(Image credit: Sony)

PS5 Activities can totally change the way you start a play session, but they will take some extra work from developers to really shine.

Sony just gave the world a long-awaited deep dive into the PS5 UI, and one of the standout features is PS5 Activities. These cards automatically pop up for each game with interesting places to start playing, so you can just hit the card and load right into the content in question. They can also include guide videos that use your context in the game to figure out what you need to know without showing spoilers, and they offer other quick-access features as well.

PS5 will show off a bunch of features like this in PS5 launch games like Sackboy: A Big Adventure, and first-party Sony titles are sure to take advantage of Activities. However, Sony wants to make sure every game uses the new system wherever it makes sense. Hideaki Nishino, Sony Interactive Entertainment's senior vice president of platform and planning management, confirmed to Digital Foundry (opens in new tab) that it will require some extra work on the back end.

"So, Activities is the way the inside of the game context is exposed - we are asking developers to expose this data so it can be integrated with the system UI and that can be shown as a card, so that's one thing," Nishino said. "The other one is Official Game Help - so we can show the Official Game Help video when you are stuck in the game, you can bring up the cards, and you can watch it."

Developers and publishers will need to give PS5 "the best insight information to the system" to make Activities work in their games. But Nishino said the ways it makes playing games easier and more approachable - including estimated completion times for supported challenges - will pay off for players.

"It's a really great experience, having the user more engaged with the game. This system is [there] to support great play and a great time. I speak to my team, it's like a theatre setting - it's there to energize all the actors on the stage, to perform at their best. And you should not notice what's going on behind the scenes."

If you're still trying to get a PS5 pre-order in, make sure you check out our guide.

Connor Sheridan
Connor Sheridan

I got a BA in journalism from Central Michigan University - though the best education I received there was from CM Life, its student-run newspaper.
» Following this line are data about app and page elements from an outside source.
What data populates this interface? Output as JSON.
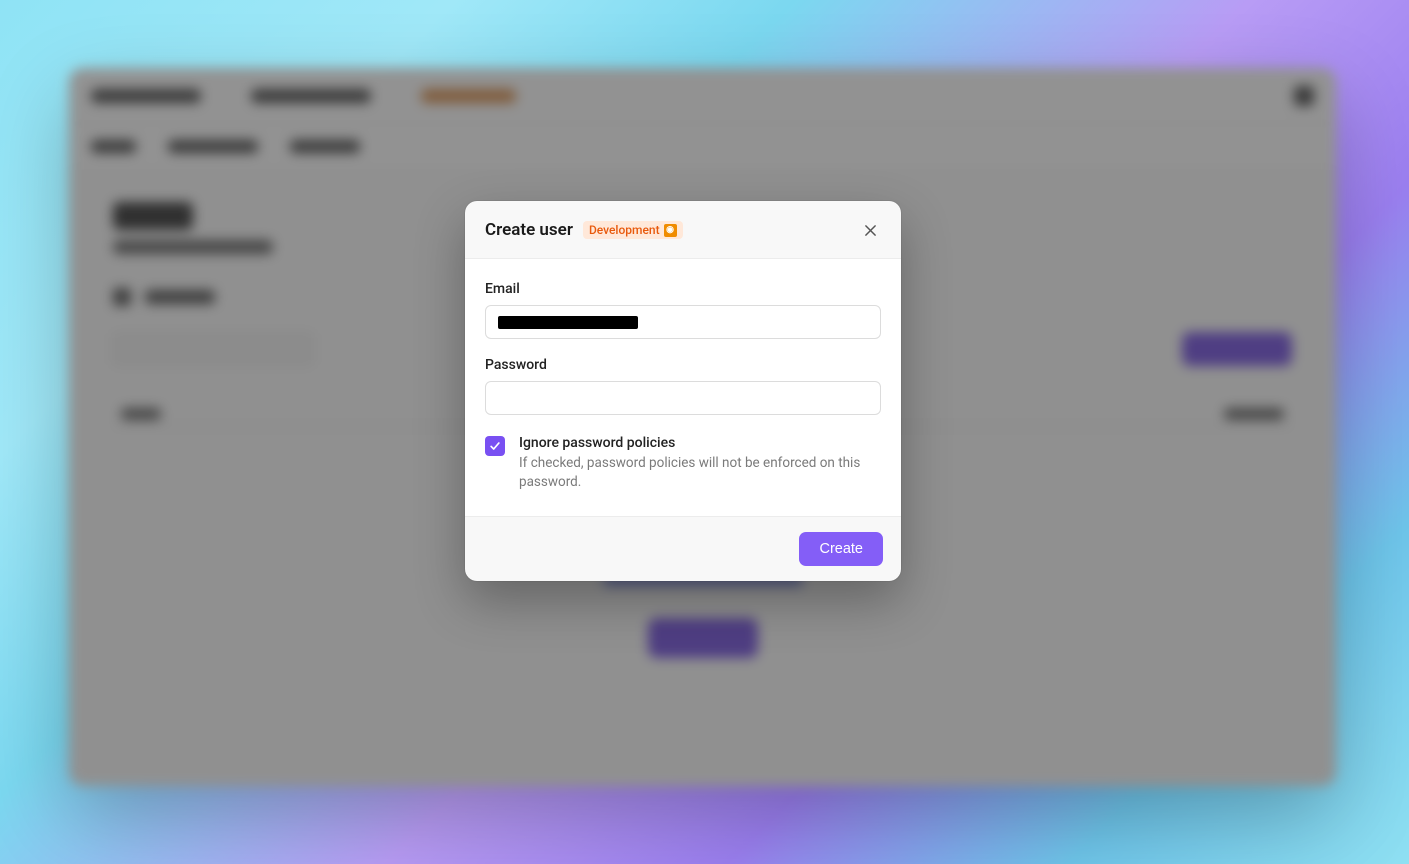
{
  "modal": {
    "title": "Create user",
    "env_badge": "Development",
    "close_label": "Close",
    "fields": {
      "email": {
        "label": "Email",
        "value": "",
        "masked": true
      },
      "password": {
        "label": "Password",
        "value": ""
      }
    },
    "ignore_policies": {
      "checked": true,
      "title": "Ignore password policies",
      "description": "If checked, password policies will not be enforced on this password."
    },
    "submit_label": "Create"
  },
  "colors": {
    "primary": "#845ef7",
    "badge_bg": "#ffe8d9",
    "badge_fg": "#e8590c"
  }
}
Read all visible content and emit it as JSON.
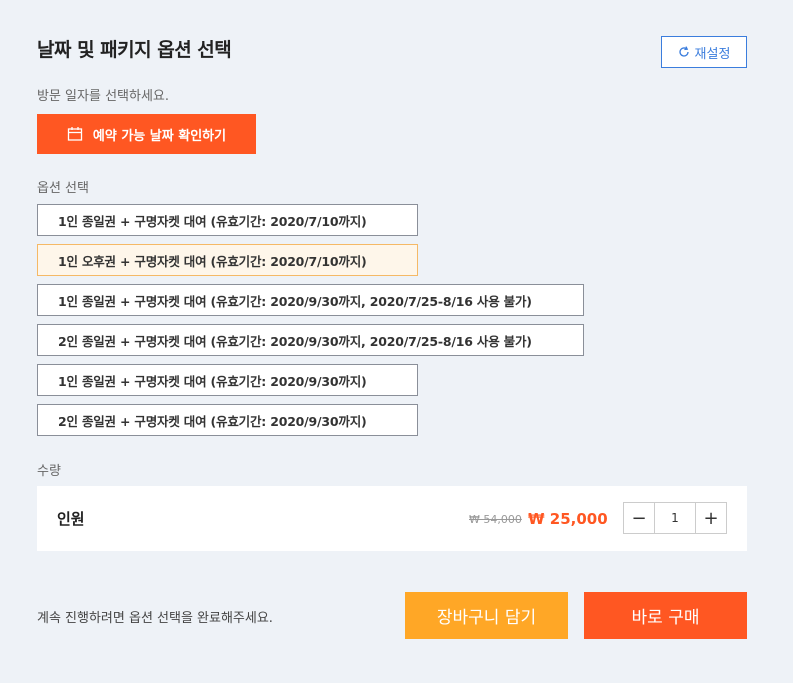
{
  "header": {
    "title": "날짜 및 패키지 옵션 선택",
    "reset_label": "재설정"
  },
  "date": {
    "label": "방문 일자를 선택하세요.",
    "button_label": "예약 가능 날짜 확인하기"
  },
  "options": {
    "label": "옵션 선택",
    "items": [
      {
        "label": "1인 종일권 + 구명자켓 대여 (유효기간: 2020/7/10까지)",
        "selected": false
      },
      {
        "label": "1인 오후권 + 구명자켓 대여 (유효기간: 2020/7/10까지)",
        "selected": true
      },
      {
        "label": "1인 종일권 + 구명자켓 대여 (유효기간: 2020/9/30까지, 2020/7/25-8/16 사용 불가)",
        "selected": false
      },
      {
        "label": "2인 종일권 + 구명자켓 대여 (유효기간: 2020/9/30까지, 2020/7/25-8/16 사용 불가)",
        "selected": false
      },
      {
        "label": "1인 종일권 + 구명자켓 대여 (유효기간: 2020/9/30까지)",
        "selected": false
      },
      {
        "label": "2인 종일권 + 구명자켓 대여 (유효기간: 2020/9/30까지)",
        "selected": false
      }
    ]
  },
  "quantity": {
    "label": "수량",
    "row_label": "인원",
    "original_price": "₩ 54,000",
    "sale_price": "₩ 25,000",
    "value": "1",
    "minus_symbol": "−",
    "plus_symbol": "+"
  },
  "footer": {
    "hint": "계속 진행하려면 옵션 선택을 완료해주세요.",
    "cart_label": "장바구니 담기",
    "buy_label": "바로 구매"
  },
  "colors": {
    "accent": "#ff5722",
    "cart": "#ffa726",
    "link": "#3b7ddd",
    "selected_bg": "#fef6ea"
  }
}
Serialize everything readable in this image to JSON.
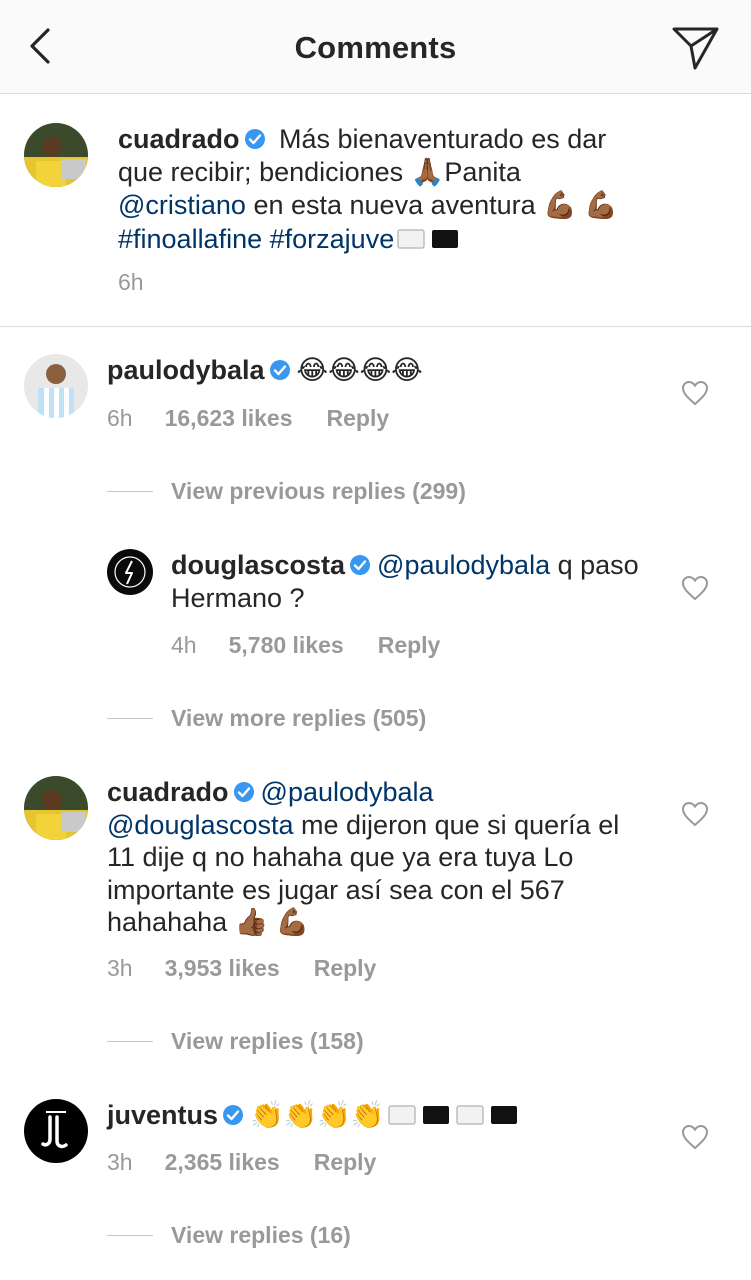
{
  "header": {
    "title": "Comments",
    "back_icon": "chevron-left-icon",
    "share_icon": "paper-plane-icon"
  },
  "caption": {
    "username": "cuadrado",
    "text_1": " Más bienaventurado es dar que recibir; bendiciones ",
    "text_2": "Panita ",
    "mention": "@cristiano",
    "text_3": " en esta nueva aventura ",
    "hashtag_1": "#finoallafine",
    "hashtag_2": "#forzajuve",
    "time": "6h"
  },
  "comments": [
    {
      "username": "paulodybala",
      "emoji": "😂😂😂😂",
      "time": "6h",
      "likes": "16,623 likes",
      "reply": "Reply",
      "view_replies": "View previous replies (299)"
    },
    {
      "username": "douglascosta",
      "mention": "@paulodybala",
      "text": " q paso Hermano ?",
      "time": "4h",
      "likes": "5,780 likes",
      "reply": "Reply",
      "view_replies": "View more replies (505)"
    },
    {
      "username": "cuadrado",
      "mention_1": "@paulodybala",
      "mention_2": "@douglascosta",
      "text": "  me dijeron que si quería el 11 dije q no hahaha  que ya era tuya Lo importante es jugar así sea con el 567 hahahaha ",
      "time": "3h",
      "likes": "3,953 likes",
      "reply": "Reply",
      "view_replies": "View replies (158)"
    },
    {
      "username": "juventus",
      "emoji": "👏👏👏👏",
      "time": "3h",
      "likes": "2,365 likes",
      "reply": "Reply",
      "view_replies": "View replies (16)"
    }
  ],
  "colors": {
    "link": "#003569",
    "verified": "#3897f0",
    "secondary_text": "#999999",
    "divider": "#dbdbdb"
  }
}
Long before that, I started pursuing my degree in video games by bugging my older brother to let me play Zelda on the Super Nintendo. I've previously been a news intern for GameSpot, a news writer for CVG, and now I'm a staff writer here at GamesRadar.